PROVIDED RECORDS below:

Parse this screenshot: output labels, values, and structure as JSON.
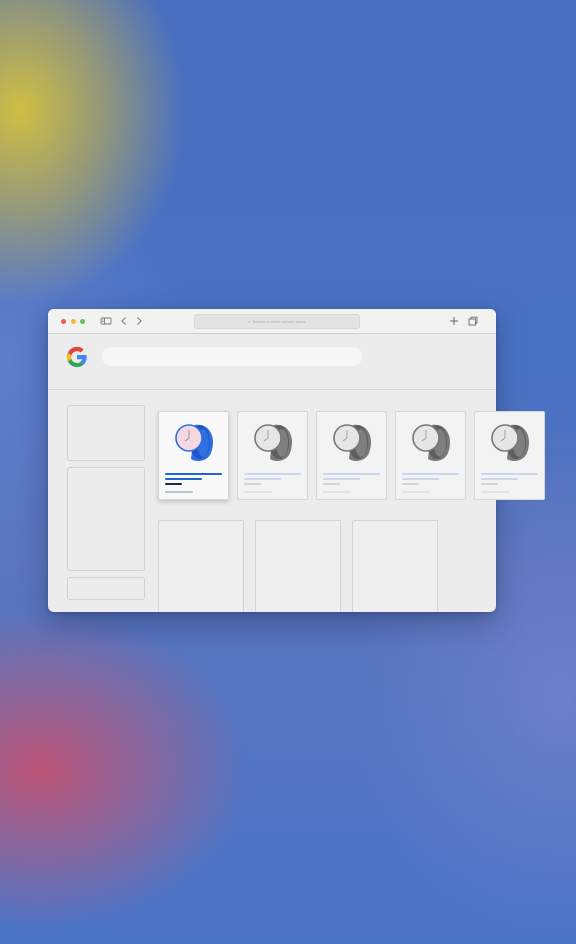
{
  "browser": {
    "address_placeholder": "Search or enter website name",
    "icons": [
      "sidebar-icon",
      "back-arrow-icon",
      "forward-arrow-icon",
      "new-tab-icon",
      "tabs-overview-icon"
    ]
  },
  "logo": "Google G logo",
  "products": [
    {
      "watch": "blue-watch",
      "selected": true
    },
    {
      "watch": "gray-watch",
      "selected": false
    },
    {
      "watch": "gray-watch",
      "selected": false
    },
    {
      "watch": "gray-watch",
      "selected": false
    },
    {
      "watch": "gray-watch",
      "selected": false
    }
  ],
  "colors": {
    "accent_blue": "#1f63d6",
    "watch_blue": "#2f6fe0",
    "watch_face_pink": "#f6d9e0",
    "placeholder_bar": "#c9d8ee"
  }
}
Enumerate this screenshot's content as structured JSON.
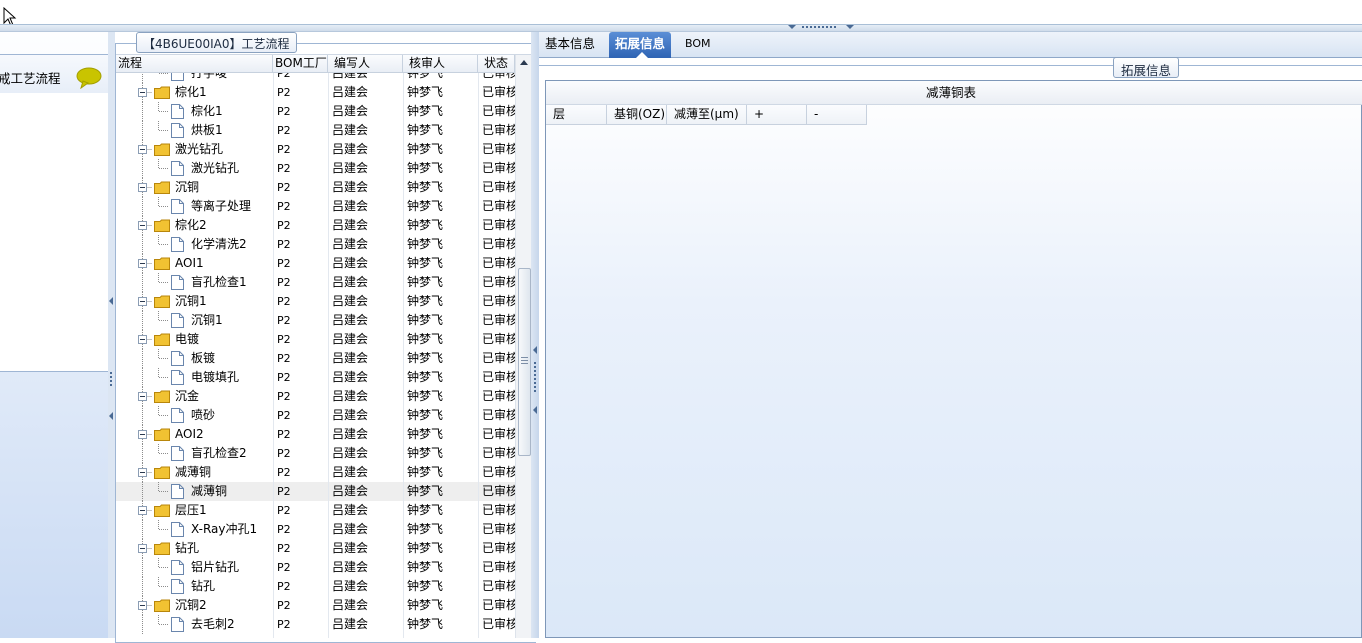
{
  "process_group": {
    "title": "【4B6UE00IA0】工艺流程"
  },
  "left_panel": {
    "item_label": "戒工艺流程"
  },
  "grid": {
    "columns": [
      "流程",
      "BOM工厂",
      "编写人",
      "核审人",
      "状态"
    ],
    "rows": [
      {
        "level": 2,
        "kind": "doc",
        "name": "打字唛",
        "factory": "P2",
        "writer": "吕建会",
        "reviewer": "钟梦飞",
        "status": "已审核"
      },
      {
        "level": 1,
        "kind": "folder",
        "name": "棕化1",
        "factory": "P2",
        "writer": "吕建会",
        "reviewer": "钟梦飞",
        "status": "已审核"
      },
      {
        "level": 2,
        "kind": "doc",
        "name": "棕化1",
        "factory": "P2",
        "writer": "吕建会",
        "reviewer": "钟梦飞",
        "status": "已审核"
      },
      {
        "level": 2,
        "kind": "doc",
        "name": "烘板1",
        "factory": "P2",
        "writer": "吕建会",
        "reviewer": "钟梦飞",
        "status": "已审核"
      },
      {
        "level": 1,
        "kind": "folder",
        "name": "激光钻孔",
        "factory": "P2",
        "writer": "吕建会",
        "reviewer": "钟梦飞",
        "status": "已审核"
      },
      {
        "level": 2,
        "kind": "doc",
        "name": "激光钻孔",
        "factory": "P2",
        "writer": "吕建会",
        "reviewer": "钟梦飞",
        "status": "已审核"
      },
      {
        "level": 1,
        "kind": "folder",
        "name": "沉铜",
        "factory": "P2",
        "writer": "吕建会",
        "reviewer": "钟梦飞",
        "status": "已审核"
      },
      {
        "level": 2,
        "kind": "doc",
        "name": "等离子处理",
        "factory": "P2",
        "writer": "吕建会",
        "reviewer": "钟梦飞",
        "status": "已审核"
      },
      {
        "level": 1,
        "kind": "folder",
        "name": "棕化2",
        "factory": "P2",
        "writer": "吕建会",
        "reviewer": "钟梦飞",
        "status": "已审核"
      },
      {
        "level": 2,
        "kind": "doc",
        "name": "化学清洗2",
        "factory": "P2",
        "writer": "吕建会",
        "reviewer": "钟梦飞",
        "status": "已审核"
      },
      {
        "level": 1,
        "kind": "folder",
        "name": "AOI1",
        "factory": "P2",
        "writer": "吕建会",
        "reviewer": "钟梦飞",
        "status": "已审核"
      },
      {
        "level": 2,
        "kind": "doc",
        "name": "盲孔检查1",
        "factory": "P2",
        "writer": "吕建会",
        "reviewer": "钟梦飞",
        "status": "已审核"
      },
      {
        "level": 1,
        "kind": "folder",
        "name": "沉铜1",
        "factory": "P2",
        "writer": "吕建会",
        "reviewer": "钟梦飞",
        "status": "已审核"
      },
      {
        "level": 2,
        "kind": "doc",
        "name": "沉铜1",
        "factory": "P2",
        "writer": "吕建会",
        "reviewer": "钟梦飞",
        "status": "已审核"
      },
      {
        "level": 1,
        "kind": "folder",
        "name": "电镀",
        "factory": "P2",
        "writer": "吕建会",
        "reviewer": "钟梦飞",
        "status": "已审核"
      },
      {
        "level": 2,
        "kind": "doc",
        "name": "板镀",
        "factory": "P2",
        "writer": "吕建会",
        "reviewer": "钟梦飞",
        "status": "已审核"
      },
      {
        "level": 2,
        "kind": "doc",
        "name": "电镀填孔",
        "factory": "P2",
        "writer": "吕建会",
        "reviewer": "钟梦飞",
        "status": "已审核"
      },
      {
        "level": 1,
        "kind": "folder",
        "name": "沉金",
        "factory": "P2",
        "writer": "吕建会",
        "reviewer": "钟梦飞",
        "status": "已审核"
      },
      {
        "level": 2,
        "kind": "doc",
        "name": "喷砂",
        "factory": "P2",
        "writer": "吕建会",
        "reviewer": "钟梦飞",
        "status": "已审核"
      },
      {
        "level": 1,
        "kind": "folder",
        "name": "AOI2",
        "factory": "P2",
        "writer": "吕建会",
        "reviewer": "钟梦飞",
        "status": "已审核"
      },
      {
        "level": 2,
        "kind": "doc",
        "name": "盲孔检查2",
        "factory": "P2",
        "writer": "吕建会",
        "reviewer": "钟梦飞",
        "status": "已审核"
      },
      {
        "level": 1,
        "kind": "folder",
        "name": "减薄铜",
        "factory": "P2",
        "writer": "吕建会",
        "reviewer": "钟梦飞",
        "status": "已审核"
      },
      {
        "level": 2,
        "kind": "doc",
        "name": "减薄铜",
        "factory": "P2",
        "writer": "吕建会",
        "reviewer": "钟梦飞",
        "status": "已审核",
        "selected": true
      },
      {
        "level": 1,
        "kind": "folder",
        "name": "层压1",
        "factory": "P2",
        "writer": "吕建会",
        "reviewer": "钟梦飞",
        "status": "已审核"
      },
      {
        "level": 2,
        "kind": "doc",
        "name": "X-Ray冲孔1",
        "factory": "P2",
        "writer": "吕建会",
        "reviewer": "钟梦飞",
        "status": "已审核"
      },
      {
        "level": 1,
        "kind": "folder",
        "name": "钻孔",
        "factory": "P2",
        "writer": "吕建会",
        "reviewer": "钟梦飞",
        "status": "已审核"
      },
      {
        "level": 2,
        "kind": "doc",
        "name": "铝片钻孔",
        "factory": "P2",
        "writer": "吕建会",
        "reviewer": "钟梦飞",
        "status": "已审核"
      },
      {
        "level": 2,
        "kind": "doc",
        "name": "钻孔",
        "factory": "P2",
        "writer": "吕建会",
        "reviewer": "钟梦飞",
        "status": "已审核"
      },
      {
        "level": 1,
        "kind": "folder",
        "name": "沉铜2",
        "factory": "P2",
        "writer": "吕建会",
        "reviewer": "钟梦飞",
        "status": "已审核"
      },
      {
        "level": 2,
        "kind": "doc",
        "name": "去毛刺2",
        "factory": "P2",
        "writer": "吕建会",
        "reviewer": "钟梦飞",
        "status": "已审核"
      }
    ]
  },
  "tabs": [
    {
      "label": "基本信息",
      "active": false
    },
    {
      "label": "拓展信息",
      "active": true
    },
    {
      "label": "BOM",
      "active": false
    }
  ],
  "ext_group": {
    "title": "拓展信息"
  },
  "thin_table": {
    "title": "减薄铜表",
    "columns": [
      "层",
      "基铜(OZ)",
      "减薄至(μm)",
      "+",
      "-"
    ]
  },
  "colors": {
    "accent_tab": "#2f64b4",
    "folder": "#f1c232",
    "chat_bubble": "#c9c400"
  }
}
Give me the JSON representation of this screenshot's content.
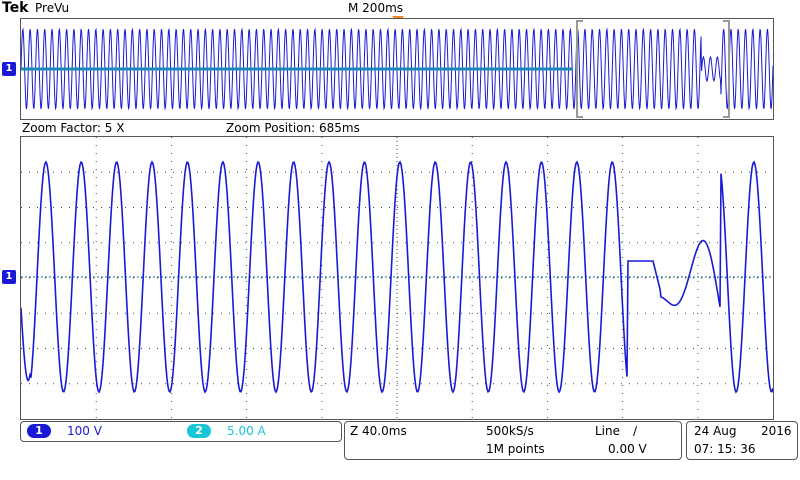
{
  "header": {
    "brand": "Tek",
    "mode": "PreVu",
    "timebase": "M 200ms"
  },
  "zoom": {
    "factor": "Zoom Factor: 5 X",
    "position": "Zoom Position: 685ms"
  },
  "markers": {
    "ch1": "1"
  },
  "channels": [
    {
      "badge": "1",
      "scale": "100 V",
      "color": "#1a1ad6",
      "text_color": "#1a1ad6"
    },
    {
      "badge": "2",
      "scale": "5.00 A",
      "color": "#19c6d8",
      "text_color": "#19c6d8"
    }
  ],
  "acquisition": {
    "zoom_timebase": "Z 40.0ms",
    "sample_rate": "500kS/s",
    "record_length": "1M points",
    "trigger_source": "Line",
    "trigger_slope": "∕",
    "trigger_level": "0.00 V"
  },
  "datetime": {
    "date": "24 Aug",
    "year": "2016",
    "time": "07: 15: 36"
  },
  "colors": {
    "trace": "#1a1ad6",
    "grid": "#444444",
    "trigger_marker": "#f08a1c"
  }
}
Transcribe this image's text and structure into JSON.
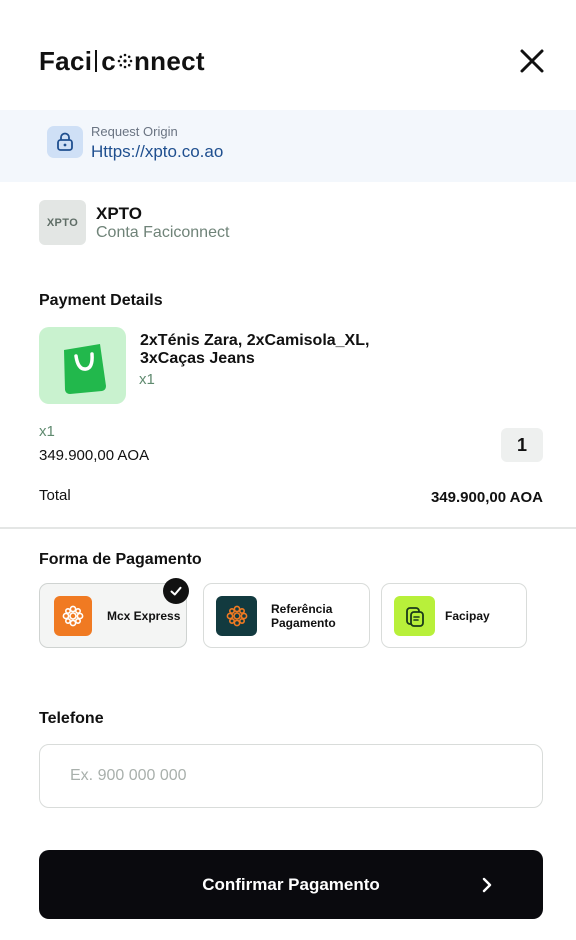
{
  "brand": {
    "logo_left": "Faci",
    "logo_right": "nnect"
  },
  "origin": {
    "label": "Request Origin",
    "url": "Https://xpto.co.ao"
  },
  "merchant": {
    "logo_text": "XPTO",
    "name": "XPTO",
    "subtitle": "Conta Faciconnect"
  },
  "payment_details": {
    "title": "Payment Details",
    "product_name": "2xTénis Zara, 2xCamisola_XL, 3xCaças Jeans",
    "product_qty": "x1",
    "qty_small": "x1",
    "price": "349.900,00 AOA",
    "quantity": "1",
    "total_label": "Total",
    "total_value": "349.900,00 AOA"
  },
  "payment_method": {
    "title": "Forma de Pagamento",
    "options": [
      {
        "label": "Mcx Express",
        "selected": true
      },
      {
        "label": "Referência Pagamento",
        "selected": false
      },
      {
        "label": "Facipay",
        "selected": false
      }
    ]
  },
  "phone": {
    "label": "Telefone",
    "placeholder": "Ex. 900 000 000",
    "value": ""
  },
  "confirm": {
    "label": "Confirmar Pagamento"
  },
  "colors": {
    "accent_dark": "#0a0a0e",
    "origin_bg": "#f3f7fc",
    "link_blue": "#1f4f8f",
    "product_bg": "#c9f2cf",
    "product_green": "#22b84c",
    "mcx_orange": "#f07a22",
    "referencia_teal": "#123a3f",
    "facipay_lime": "#b8f03a"
  }
}
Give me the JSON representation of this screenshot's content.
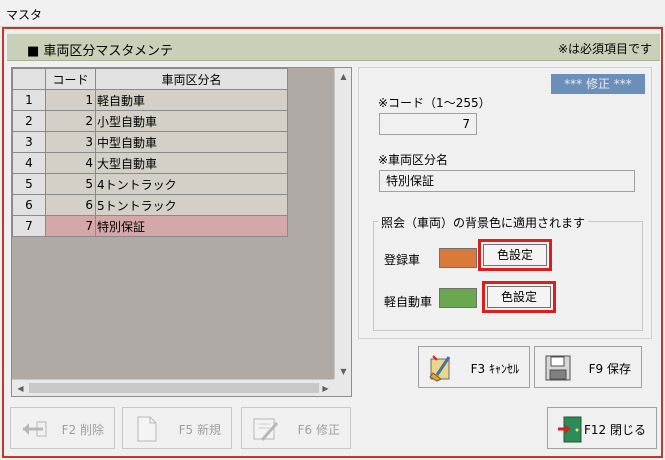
{
  "window": {
    "title": "マスタ"
  },
  "header": {
    "title": "■ 車両区分マスタメンテ",
    "required_note": "※は必須項目です"
  },
  "grid": {
    "columns": [
      "コード",
      "車両区分名"
    ],
    "rows": [
      {
        "row_no": "1",
        "code": "1",
        "name": "軽自動車"
      },
      {
        "row_no": "2",
        "code": "2",
        "name": "小型自動車"
      },
      {
        "row_no": "3",
        "code": "3",
        "name": "中型自動車"
      },
      {
        "row_no": "4",
        "code": "4",
        "name": "大型自動車"
      },
      {
        "row_no": "5",
        "code": "5",
        "name": "4トントラック"
      },
      {
        "row_no": "6",
        "code": "6",
        "name": "5トントラック"
      },
      {
        "row_no": "7",
        "code": "7",
        "name": "特別保証"
      }
    ]
  },
  "form": {
    "mode_badge": "*** 修正 ***",
    "code_label": "※コード（1～255）",
    "code_value": "7",
    "name_label": "※車両区分名",
    "name_value": "特別保証",
    "color_group_title": "照会（車両）の背景色に適用されます",
    "registered_label": "登録車",
    "registered_color": "#d97a3a",
    "kei_label": "軽自動車",
    "kei_color": "#6aa84f",
    "color_button_label": "色設定",
    "highlight_color": "#d9201f"
  },
  "buttons": {
    "cancel": "F3 ｷｬﾝｾﾙ",
    "save": "F9 保存",
    "delete": "F2 削除",
    "new": "F5 新規",
    "edit": "F6 修正",
    "close": "F12 閉じる"
  }
}
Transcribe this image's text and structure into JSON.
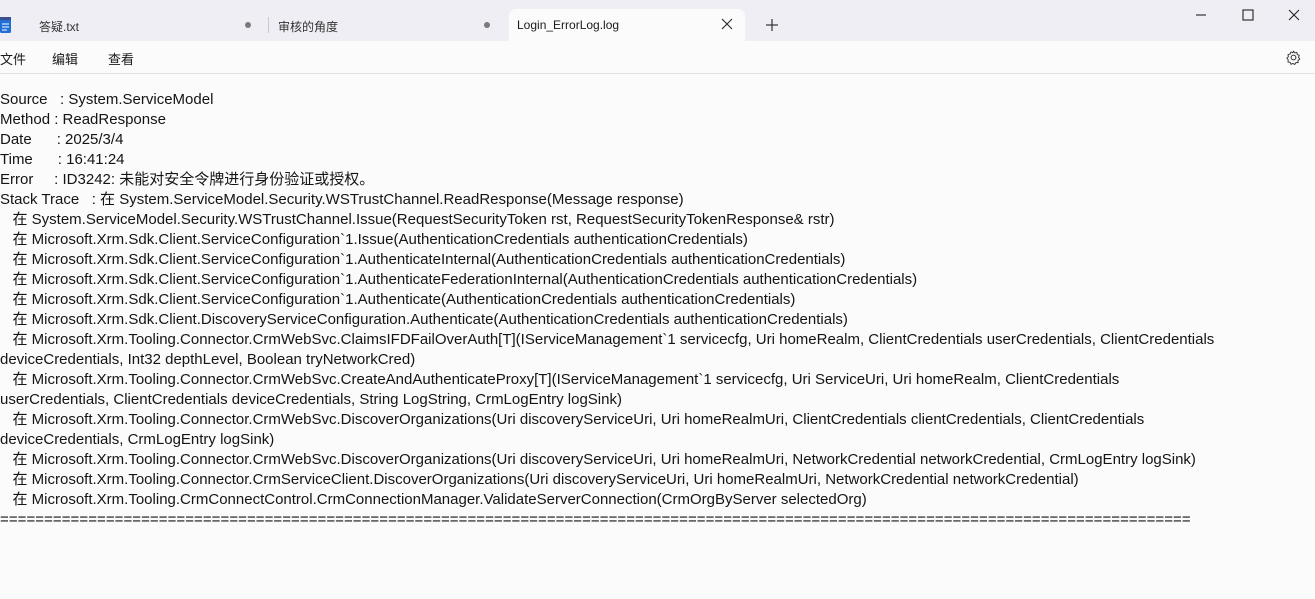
{
  "window": {
    "tabs": [
      {
        "label": "答疑.txt",
        "unsaved": true
      },
      {
        "label": "审核的角度",
        "unsaved": true
      },
      {
        "label": "Login_ErrorLog.log",
        "active": true
      }
    ],
    "new_tab_icon": "plus-icon",
    "controls": [
      "minimize-icon",
      "maximize-icon",
      "close-icon"
    ]
  },
  "menubar": {
    "file": "文件",
    "edit": "编辑",
    "view": "查看",
    "settings_icon": "gear-icon"
  },
  "editor": {
    "lines": [
      "Source   : System.ServiceModel",
      "Method : ReadResponse",
      "Date      : 2025/3/4",
      "Time      : 16:41:24",
      "Error     : ID3242: 未能对安全令牌进行身份验证或授权。",
      "Stack Trace   : 在 System.ServiceModel.Security.WSTrustChannel.ReadResponse(Message response)",
      "   在 System.ServiceModel.Security.WSTrustChannel.Issue(RequestSecurityToken rst, RequestSecurityTokenResponse& rstr)",
      "   在 Microsoft.Xrm.Sdk.Client.ServiceConfiguration`1.Issue(AuthenticationCredentials authenticationCredentials)",
      "   在 Microsoft.Xrm.Sdk.Client.ServiceConfiguration`1.AuthenticateInternal(AuthenticationCredentials authenticationCredentials)",
      "   在 Microsoft.Xrm.Sdk.Client.ServiceConfiguration`1.AuthenticateFederationInternal(AuthenticationCredentials authenticationCredentials)",
      "   在 Microsoft.Xrm.Sdk.Client.ServiceConfiguration`1.Authenticate(AuthenticationCredentials authenticationCredentials)",
      "   在 Microsoft.Xrm.Sdk.Client.DiscoveryServiceConfiguration.Authenticate(AuthenticationCredentials authenticationCredentials)",
      "   在 Microsoft.Xrm.Tooling.Connector.CrmWebSvc.ClaimsIFDFailOverAuth[T](IServiceManagement`1 servicecfg, Uri homeRealm, ClientCredentials userCredentials, ClientCredentials",
      "deviceCredentials, Int32 depthLevel, Boolean tryNetworkCred)",
      "   在 Microsoft.Xrm.Tooling.Connector.CrmWebSvc.CreateAndAuthenticateProxy[T](IServiceManagement`1 servicecfg, Uri ServiceUri, Uri homeRealm, ClientCredentials",
      "userCredentials, ClientCredentials deviceCredentials, String LogString, CrmLogEntry logSink)",
      "   在 Microsoft.Xrm.Tooling.Connector.CrmWebSvc.DiscoverOrganizations(Uri discoveryServiceUri, Uri homeRealmUri, ClientCredentials clientCredentials, ClientCredentials",
      "deviceCredentials, CrmLogEntry logSink)",
      "   在 Microsoft.Xrm.Tooling.Connector.CrmWebSvc.DiscoverOrganizations(Uri discoveryServiceUri, Uri homeRealmUri, NetworkCredential networkCredential, CrmLogEntry logSink)",
      "   在 Microsoft.Xrm.Tooling.Connector.CrmServiceClient.DiscoverOrganizations(Uri discoveryServiceUri, Uri homeRealmUri, NetworkCredential networkCredential)",
      "   在 Microsoft.Xrm.Tooling.CrmConnectControl.CrmConnectionManager.ValidateServerConnection(CrmOrgByServer selectedOrg)",
      "======================================================================================================================================="
    ]
  }
}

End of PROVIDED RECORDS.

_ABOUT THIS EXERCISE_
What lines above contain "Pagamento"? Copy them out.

_RESULT OF THE EXERCISE_
    "title": "Forma de Pagamento",
        "label": "Referência Pagamento",
    "label": "Confirmar Pagamento"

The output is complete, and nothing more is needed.